Life is never easy. Worst part is, we sometimes need to do things for the very sake of doing them. Is it always a good thing, to do things with a clear and specific purpose? Not necessarily, I guess.
Organizational behavior is nothing different from individual human behavior, but simply a multitude of it. While I do feel that every topic covered in the module is truly interesting, and that the building and management of them, such as resilience, emotions and citizenship behavior are of vital significance, I, at the same time, feel a sense of burden, of life.
Best example is what we did for our group project. We talked about building social capital and becoming a network broker. Well, can’t possibly think of anything more troublesome, yet this is what everyone of us has to do at work place, in the social network, and “in the circus we call life”, because this will potentially benefit our career, bring more possibilities to work and life, and – who knows. When we look at building social capital and strengthening weak ties for work/career, how often will we lose ourselves? Or rather, how soon? There are just too many “shoulds”: you should find the people you met on LinkedIn, you should constantly communicate with them, you should build a unique identity… Nobody does all these for fun, or to kill time. We all do it for a reason. It’s just that we might not even realize this ourselves.
I’m not saying doing all these is wrong. It’s just sad that we human beings are compromising our basic consciousness for an overly obvious goal. It slightly makes me feel easier though, if we were to look at building social capital in the perspective of enlarging friends circle, because in this area, we do it more randomly. Random networking is less utilitarianism, in a sense that we don’t socialize with an individual for the purpose of climbing up on a particular ladder. We may or may not make new friends for personal benefits, but let’s be practical–who wouldn’t want any? Moreover, it doesn’t make much difference for people who don’t like socializing. Whatever kind of networking appears utilitarianism to them.

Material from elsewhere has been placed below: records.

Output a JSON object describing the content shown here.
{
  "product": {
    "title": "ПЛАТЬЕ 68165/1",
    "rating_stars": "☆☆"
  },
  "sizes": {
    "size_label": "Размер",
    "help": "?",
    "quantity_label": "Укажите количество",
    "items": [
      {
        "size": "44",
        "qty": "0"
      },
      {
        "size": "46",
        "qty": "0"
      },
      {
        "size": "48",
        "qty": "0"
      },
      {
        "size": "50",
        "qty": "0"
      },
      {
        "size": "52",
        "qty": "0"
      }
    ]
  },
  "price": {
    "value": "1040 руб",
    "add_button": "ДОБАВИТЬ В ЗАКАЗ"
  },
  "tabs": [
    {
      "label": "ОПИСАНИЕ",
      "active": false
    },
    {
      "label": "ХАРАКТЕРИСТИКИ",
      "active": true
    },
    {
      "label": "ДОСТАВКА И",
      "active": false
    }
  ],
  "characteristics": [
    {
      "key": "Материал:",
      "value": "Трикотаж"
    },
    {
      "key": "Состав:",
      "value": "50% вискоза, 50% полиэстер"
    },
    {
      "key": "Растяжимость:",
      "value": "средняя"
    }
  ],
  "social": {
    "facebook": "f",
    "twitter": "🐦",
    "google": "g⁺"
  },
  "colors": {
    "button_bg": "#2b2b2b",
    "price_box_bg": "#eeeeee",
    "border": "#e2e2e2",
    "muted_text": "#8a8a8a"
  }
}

It’s like investment. Our behaviors are an investment to our future. We have to do certain things whether we like it or not, and worse, whether we realize it or not. “Fake it till you make it” is a statement that I assume few people like, myself included. However, I don’t like it because it’s exclusively asking us to blind ourselves, cover our true feelings and likeness of things, not because it’s not practical. In fact, I think this is the most practical saying I’ve ever heard. In life, this is real and very practical — unfortunately.
Guess it would be much easier if I shield my consciousness in the very beginning. Then I wouldn’t be trapped in the situation where I know the importance of carrying out certain behaviors, yet wonder the righteousness of executing them or ponder if I really like doing so.
Suddenly feeling I’m not going to survive when I start to work……